He compresses his lips until nothing remains but a slit the width of a dime.
Damn. The uncommunicative ones make my job unnecessarily difficult.
Drexler turns to the next page in the notebook. At first light yesterday, the camper led the police to the gravesite. Some kind of animal came across the uncovered hand during the night. The arm was partially excavated and chewed to the elbow.
The boy isn’t manifesting that insult to his flesh in his present form. He either doesn’t know about the gnawing or other priorities are inspiring his chosen self-expression.
An investigator from the medical examiner’s office evaluated the body at the scene. The official autopsy report won’t be available for months, but preliminary verbal assessment indicated a ten-year-old white male, no apparent wounds or ligature marks to suggest cause of death. Because rigor mortis had subsided and discoloration and bloat were minimal, time of death was estimated to be three to five days prior to exhumation.
No missing child reports filed within the past week match the boy’s description, which means either he’s been lost longer than that or the person who should be frantic about his disappearance put him in the ground.
A deeper search is underway at the station. On the bright side, they don’t have to delve more than a decade into the past due to the victim’s age.
On the side Drexler and I are more familiar with, the further they have to go back in time, the less resemblance the photos on file will bear to our boy and the harder it will be to obtain a positive ID.

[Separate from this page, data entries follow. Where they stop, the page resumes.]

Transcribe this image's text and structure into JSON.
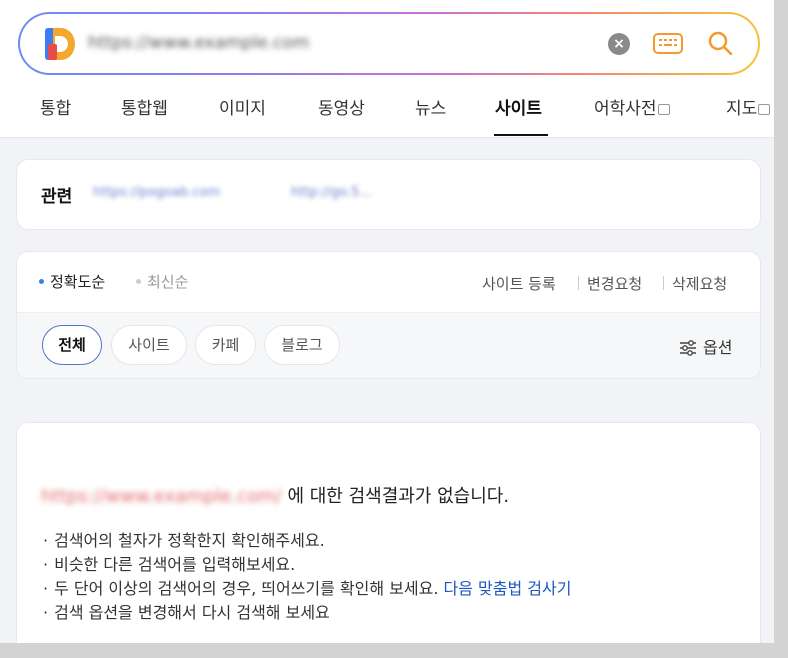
{
  "search": {
    "query": "https://www.example.com",
    "colors": {
      "gradient": [
        "#6f8cf2",
        "#c56fd9",
        "#f7c23a"
      ],
      "accent": "#f29a2e"
    }
  },
  "tabs": [
    {
      "label": "통합",
      "active": false
    },
    {
      "label": "통합웹",
      "active": false
    },
    {
      "label": "이미지",
      "active": false
    },
    {
      "label": "동영상",
      "active": false
    },
    {
      "label": "뉴스",
      "active": false
    },
    {
      "label": "사이트",
      "active": true
    },
    {
      "label": "어학사전",
      "active": false,
      "external": true
    },
    {
      "label": "지도",
      "active": false,
      "external": true
    }
  ],
  "related": {
    "label": "관련",
    "links": [
      "https://pogoab.com",
      "http://go.5..."
    ]
  },
  "sort": {
    "options": [
      {
        "label": "정확도순",
        "active": true
      },
      {
        "label": "최신순",
        "active": false
      }
    ],
    "actions": [
      "사이트 등록",
      "변경요청",
      "삭제요청"
    ]
  },
  "chips": [
    {
      "label": "전체",
      "active": true
    },
    {
      "label": "사이트",
      "active": false
    },
    {
      "label": "카페",
      "active": false
    },
    {
      "label": "블로그",
      "active": false
    }
  ],
  "options_label": "옵션",
  "results": {
    "query": "https://www.example.com/",
    "message": "에 대한 검색결과가 없습니다.",
    "tips": [
      "검색어의 철자가 정확한지 확인해주세요.",
      "비슷한 다른 검색어를 입력해보세요.",
      "두 단어 이상의 검색어의 경우, 띄어쓰기를 확인해 보세요.",
      "검색 옵션을 변경해서 다시 검색해 보세요"
    ],
    "spelling_link": "다음 맞춤법 검사기"
  }
}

The next page is blank. Drexler frowns at the paper as if willing more information to appear, but if wishful thinking solved murders, he wouldn’t be sitting at my booth.
Hell, neither would I.

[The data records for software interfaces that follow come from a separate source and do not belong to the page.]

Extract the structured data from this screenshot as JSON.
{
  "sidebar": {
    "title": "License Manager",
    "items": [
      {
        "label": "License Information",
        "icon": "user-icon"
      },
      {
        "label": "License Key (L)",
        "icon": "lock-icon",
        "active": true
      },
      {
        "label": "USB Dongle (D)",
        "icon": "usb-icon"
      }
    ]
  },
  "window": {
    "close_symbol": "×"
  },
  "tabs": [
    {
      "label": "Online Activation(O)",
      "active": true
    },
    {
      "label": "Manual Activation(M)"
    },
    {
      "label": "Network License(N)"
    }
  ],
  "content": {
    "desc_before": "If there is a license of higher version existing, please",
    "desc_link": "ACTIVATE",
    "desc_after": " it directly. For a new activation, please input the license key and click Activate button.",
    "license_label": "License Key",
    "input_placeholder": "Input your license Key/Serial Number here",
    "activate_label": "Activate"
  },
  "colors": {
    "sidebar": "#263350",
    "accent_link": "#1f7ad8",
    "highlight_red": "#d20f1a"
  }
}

The news segment changes. The chyron at the bottom of the screen insists the accompanying footage of average-looking trees is a “grisly murder scene.” The video cuts to the police chief providing less information than Drexler shared with me, concluding with an appeal to call the tip line with any information that might help identify the victim.

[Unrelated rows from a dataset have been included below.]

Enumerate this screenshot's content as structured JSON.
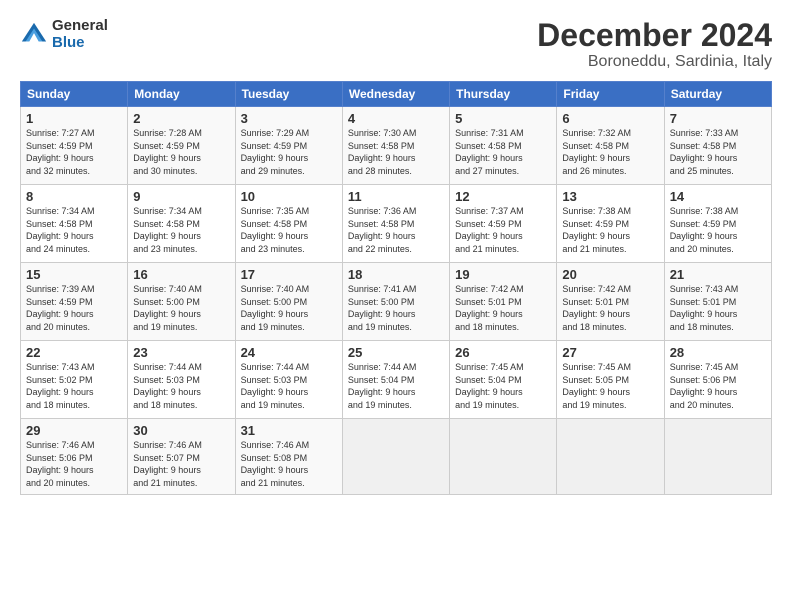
{
  "header": {
    "logo_general": "General",
    "logo_blue": "Blue",
    "month_title": "December 2024",
    "location": "Boroneddu, Sardinia, Italy"
  },
  "days_of_week": [
    "Sunday",
    "Monday",
    "Tuesday",
    "Wednesday",
    "Thursday",
    "Friday",
    "Saturday"
  ],
  "weeks": [
    [
      {
        "day": "1",
        "lines": [
          "Sunrise: 7:27 AM",
          "Sunset: 4:59 PM",
          "Daylight: 9 hours",
          "and 32 minutes."
        ]
      },
      {
        "day": "2",
        "lines": [
          "Sunrise: 7:28 AM",
          "Sunset: 4:59 PM",
          "Daylight: 9 hours",
          "and 30 minutes."
        ]
      },
      {
        "day": "3",
        "lines": [
          "Sunrise: 7:29 AM",
          "Sunset: 4:59 PM",
          "Daylight: 9 hours",
          "and 29 minutes."
        ]
      },
      {
        "day": "4",
        "lines": [
          "Sunrise: 7:30 AM",
          "Sunset: 4:58 PM",
          "Daylight: 9 hours",
          "and 28 minutes."
        ]
      },
      {
        "day": "5",
        "lines": [
          "Sunrise: 7:31 AM",
          "Sunset: 4:58 PM",
          "Daylight: 9 hours",
          "and 27 minutes."
        ]
      },
      {
        "day": "6",
        "lines": [
          "Sunrise: 7:32 AM",
          "Sunset: 4:58 PM",
          "Daylight: 9 hours",
          "and 26 minutes."
        ]
      },
      {
        "day": "7",
        "lines": [
          "Sunrise: 7:33 AM",
          "Sunset: 4:58 PM",
          "Daylight: 9 hours",
          "and 25 minutes."
        ]
      }
    ],
    [
      {
        "day": "8",
        "lines": [
          "Sunrise: 7:34 AM",
          "Sunset: 4:58 PM",
          "Daylight: 9 hours",
          "and 24 minutes."
        ]
      },
      {
        "day": "9",
        "lines": [
          "Sunrise: 7:34 AM",
          "Sunset: 4:58 PM",
          "Daylight: 9 hours",
          "and 23 minutes."
        ]
      },
      {
        "day": "10",
        "lines": [
          "Sunrise: 7:35 AM",
          "Sunset: 4:58 PM",
          "Daylight: 9 hours",
          "and 23 minutes."
        ]
      },
      {
        "day": "11",
        "lines": [
          "Sunrise: 7:36 AM",
          "Sunset: 4:58 PM",
          "Daylight: 9 hours",
          "and 22 minutes."
        ]
      },
      {
        "day": "12",
        "lines": [
          "Sunrise: 7:37 AM",
          "Sunset: 4:59 PM",
          "Daylight: 9 hours",
          "and 21 minutes."
        ]
      },
      {
        "day": "13",
        "lines": [
          "Sunrise: 7:38 AM",
          "Sunset: 4:59 PM",
          "Daylight: 9 hours",
          "and 21 minutes."
        ]
      },
      {
        "day": "14",
        "lines": [
          "Sunrise: 7:38 AM",
          "Sunset: 4:59 PM",
          "Daylight: 9 hours",
          "and 20 minutes."
        ]
      }
    ],
    [
      {
        "day": "15",
        "lines": [
          "Sunrise: 7:39 AM",
          "Sunset: 4:59 PM",
          "Daylight: 9 hours",
          "and 20 minutes."
        ]
      },
      {
        "day": "16",
        "lines": [
          "Sunrise: 7:40 AM",
          "Sunset: 5:00 PM",
          "Daylight: 9 hours",
          "and 19 minutes."
        ]
      },
      {
        "day": "17",
        "lines": [
          "Sunrise: 7:40 AM",
          "Sunset: 5:00 PM",
          "Daylight: 9 hours",
          "and 19 minutes."
        ]
      },
      {
        "day": "18",
        "lines": [
          "Sunrise: 7:41 AM",
          "Sunset: 5:00 PM",
          "Daylight: 9 hours",
          "and 19 minutes."
        ]
      },
      {
        "day": "19",
        "lines": [
          "Sunrise: 7:42 AM",
          "Sunset: 5:01 PM",
          "Daylight: 9 hours",
          "and 18 minutes."
        ]
      },
      {
        "day": "20",
        "lines": [
          "Sunrise: 7:42 AM",
          "Sunset: 5:01 PM",
          "Daylight: 9 hours",
          "and 18 minutes."
        ]
      },
      {
        "day": "21",
        "lines": [
          "Sunrise: 7:43 AM",
          "Sunset: 5:01 PM",
          "Daylight: 9 hours",
          "and 18 minutes."
        ]
      }
    ],
    [
      {
        "day": "22",
        "lines": [
          "Sunrise: 7:43 AM",
          "Sunset: 5:02 PM",
          "Daylight: 9 hours",
          "and 18 minutes."
        ]
      },
      {
        "day": "23",
        "lines": [
          "Sunrise: 7:44 AM",
          "Sunset: 5:03 PM",
          "Daylight: 9 hours",
          "and 18 minutes."
        ]
      },
      {
        "day": "24",
        "lines": [
          "Sunrise: 7:44 AM",
          "Sunset: 5:03 PM",
          "Daylight: 9 hours",
          "and 19 minutes."
        ]
      },
      {
        "day": "25",
        "lines": [
          "Sunrise: 7:44 AM",
          "Sunset: 5:04 PM",
          "Daylight: 9 hours",
          "and 19 minutes."
        ]
      },
      {
        "day": "26",
        "lines": [
          "Sunrise: 7:45 AM",
          "Sunset: 5:04 PM",
          "Daylight: 9 hours",
          "and 19 minutes."
        ]
      },
      {
        "day": "27",
        "lines": [
          "Sunrise: 7:45 AM",
          "Sunset: 5:05 PM",
          "Daylight: 9 hours",
          "and 19 minutes."
        ]
      },
      {
        "day": "28",
        "lines": [
          "Sunrise: 7:45 AM",
          "Sunset: 5:06 PM",
          "Daylight: 9 hours",
          "and 20 minutes."
        ]
      }
    ],
    [
      {
        "day": "29",
        "lines": [
          "Sunrise: 7:46 AM",
          "Sunset: 5:06 PM",
          "Daylight: 9 hours",
          "and 20 minutes."
        ]
      },
      {
        "day": "30",
        "lines": [
          "Sunrise: 7:46 AM",
          "Sunset: 5:07 PM",
          "Daylight: 9 hours",
          "and 21 minutes."
        ]
      },
      {
        "day": "31",
        "lines": [
          "Sunrise: 7:46 AM",
          "Sunset: 5:08 PM",
          "Daylight: 9 hours",
          "and 21 minutes."
        ]
      },
      null,
      null,
      null,
      null
    ]
  ]
}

Ashley stares up toward the screen with wide hazel eyes, a plate full of food forgotten in each hand. “How could anyone do that to a little boy?”
“Some people are pure evil,” Vera states as matter-of-factly as she would report table two is out of ketchup. “That TV isn’t for our benefit, you know.”
Ashley flinches at the reprimand and scurries to deliver lunch to her customers.
Drexler hides the notebook inside his blazer once more, signaling our meeting is over.
My lungs are no more real than my boots, but for an instant, yearning suffocates me. A homicide detective can’t sit in the middle of a diner talking to himself without attracting career-ending attention, but after all these months of isolation, I’m starved for words, for acknowledgment, for a brush against life.
I keep my hands clasped in my lap while he slides across the bench. The kid hasn’t had time to lose his alive instincts and scoots out of the way.
I move at the speed of thought to stand at the boy’s side and clamp my fingers around his grimy wrist. “You’re staying with me.”
He lunges toward Drexler’s retreating form as if the detective is his only hope of salvation.
Ultimately, that may be true, but he brought the kid to me because he doesn’t have a single lead to follow. The law helps the dead who help themselves.
That’s where I come in.
The boy’s tenuous bond to Drexler stretches, frays, snaps. Resistance departs like a broken sigh. Solemn onyx eyes swivel to stare up at me.
I shift my grip to his hand, more like a friend than a jailer. It’s a lie, but until he transfers his obsession to me, he’s a flight risk. “The sooner you tell me your name, the easier it will be for Drexler to punish whoever did this to you.”
The coin slot of his mouth twitches, widens, stretches until I could fit my fist in the opening if not for the avalanche of dirt pouring out.
I haven’t seen this trick before, so he has my full attention.
The spill of spectral earth slows, then ceases, leaving his mouth agape in a silent scream. For a moment, I think the blackness within is the residue of grave vomit.
I see long before I comprehend, and I’m even slower to admit the truth.
The crypt of his mouth has been robbed of teeth and tongue.
© 2018 Ren Benton. Archived.